Origins of a disciple
- Here is a short poetry and prose account of the strange ancestry one of our Auckland disciples has. I call the poem : "At Manukau Bar".
'When it rained we ran
Shrieking in fun at the deluge,
Shirts and skirts and your hair
Streaming in the wind.
I looked shrink wrapped in my
Sodden cotton shirt, you
Dishevelled and pink.
Then the sun came out.
The squall crossed the harbour
Tore up the sea with whitecaps, twisters.
I remembered the 189 sailors
Who drowned there that night
The wooden barque grounded on a reef
And splintering like dried bones.
1863 it was.
They crossed 7,000 miles of ocean
Only to founder and perish
A cannon shot from shore.
Wrapped in bladderwrack and kelp
They came ashore all week
Gumbooted, ghoulish-white and
Face down as though penitent
Their lips mouthing the gray sand.
Living and dying, hope and terror
Seem so deeply intertwined
That every kind of certainty can fail.
Yet I relish this moment
The flare of light after rain
The perfume everywhere of marigolds
The heart's long reach of feeling
The unburdening calm of this sky.'
Human beings always blame others when things go wrong. In 1863, attempting passage over perilous shoals into the Manukau harbor, the HMS Orpheus hit a sandbar and broke apart in the heavy seas -189 soldiers and sailors lost their lives. Capt. Burton would have blamed the maritime charts if he had not drowned; the lighthouse signalman blamed an admiral who reacted too late; the Naval enquiry board, not wanting to accept the Navy's culpability, blamed the signalman; the local Maori people blamed a white settler who the day before felled a nearby `tapu' (sacred) puriri tree, thus incurring Nature's retribution.
Standing on this beach I sometimes imagine that night, those mainly 12 18 year old boy soldiers, military reinforcements for the Maori Land Wars of that time, scores of them in their bright red uniforms clinging to the dismasted rigging, sobbing for their girls, their mothers and their lives in that pitiless sea.
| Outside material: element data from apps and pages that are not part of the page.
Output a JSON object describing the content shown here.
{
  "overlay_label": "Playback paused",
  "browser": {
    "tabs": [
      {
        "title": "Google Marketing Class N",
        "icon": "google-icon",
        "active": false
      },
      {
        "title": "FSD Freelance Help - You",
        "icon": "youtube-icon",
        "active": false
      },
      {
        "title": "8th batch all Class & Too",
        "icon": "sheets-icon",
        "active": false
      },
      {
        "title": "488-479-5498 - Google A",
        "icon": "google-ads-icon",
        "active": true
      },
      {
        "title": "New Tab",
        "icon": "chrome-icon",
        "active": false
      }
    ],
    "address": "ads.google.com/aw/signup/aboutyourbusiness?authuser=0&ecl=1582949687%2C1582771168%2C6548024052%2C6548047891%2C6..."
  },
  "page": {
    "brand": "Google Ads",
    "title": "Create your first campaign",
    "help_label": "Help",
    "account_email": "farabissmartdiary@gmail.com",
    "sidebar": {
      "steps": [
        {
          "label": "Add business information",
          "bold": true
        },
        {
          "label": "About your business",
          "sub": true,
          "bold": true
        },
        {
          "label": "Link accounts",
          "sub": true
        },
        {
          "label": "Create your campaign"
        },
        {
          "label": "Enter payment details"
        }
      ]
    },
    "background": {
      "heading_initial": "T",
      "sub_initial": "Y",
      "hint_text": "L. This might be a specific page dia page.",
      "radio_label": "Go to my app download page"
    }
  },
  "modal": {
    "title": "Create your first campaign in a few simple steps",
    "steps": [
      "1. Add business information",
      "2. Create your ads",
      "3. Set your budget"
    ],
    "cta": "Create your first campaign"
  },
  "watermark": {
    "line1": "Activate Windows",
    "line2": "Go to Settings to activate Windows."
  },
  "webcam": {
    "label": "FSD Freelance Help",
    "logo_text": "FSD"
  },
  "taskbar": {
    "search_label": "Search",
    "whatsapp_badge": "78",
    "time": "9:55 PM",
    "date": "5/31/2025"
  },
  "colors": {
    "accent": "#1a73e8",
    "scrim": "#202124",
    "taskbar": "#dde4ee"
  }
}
They washed ashore in ones and threes and were finally buried en masse somewhere near where we were standing this morning, looking out into the curly headed deep of the Manukau bar. Now only seabirds roam or nest in this lonely unvisited place. I sat on a dune today to think of that long ago night, writing these few lines of remembrance.
Interestingly, one of our Auckland disciple's predecessors was on the Orpheus. He and a friend swam across two miles of ocean and landed intact on the southern side of the Manukau Harbor. The local Maoris found them and kept them in a large cage, feeding them regular meals. It was supposed by the captives they were being fattened for consumption some tribes were cannibals at that time but a week later a Christian missionary arrived and our relieved captives were handed over. They gave false names, decided to start new lives and not rejoin the navy, and so were presumed in all official accounts to have perished at sea. So only 187 sailors and soldiers actually died in the wreck of the Orpheus. Out of that strange history our disciple came into this world a lovely sad entanglement indeed.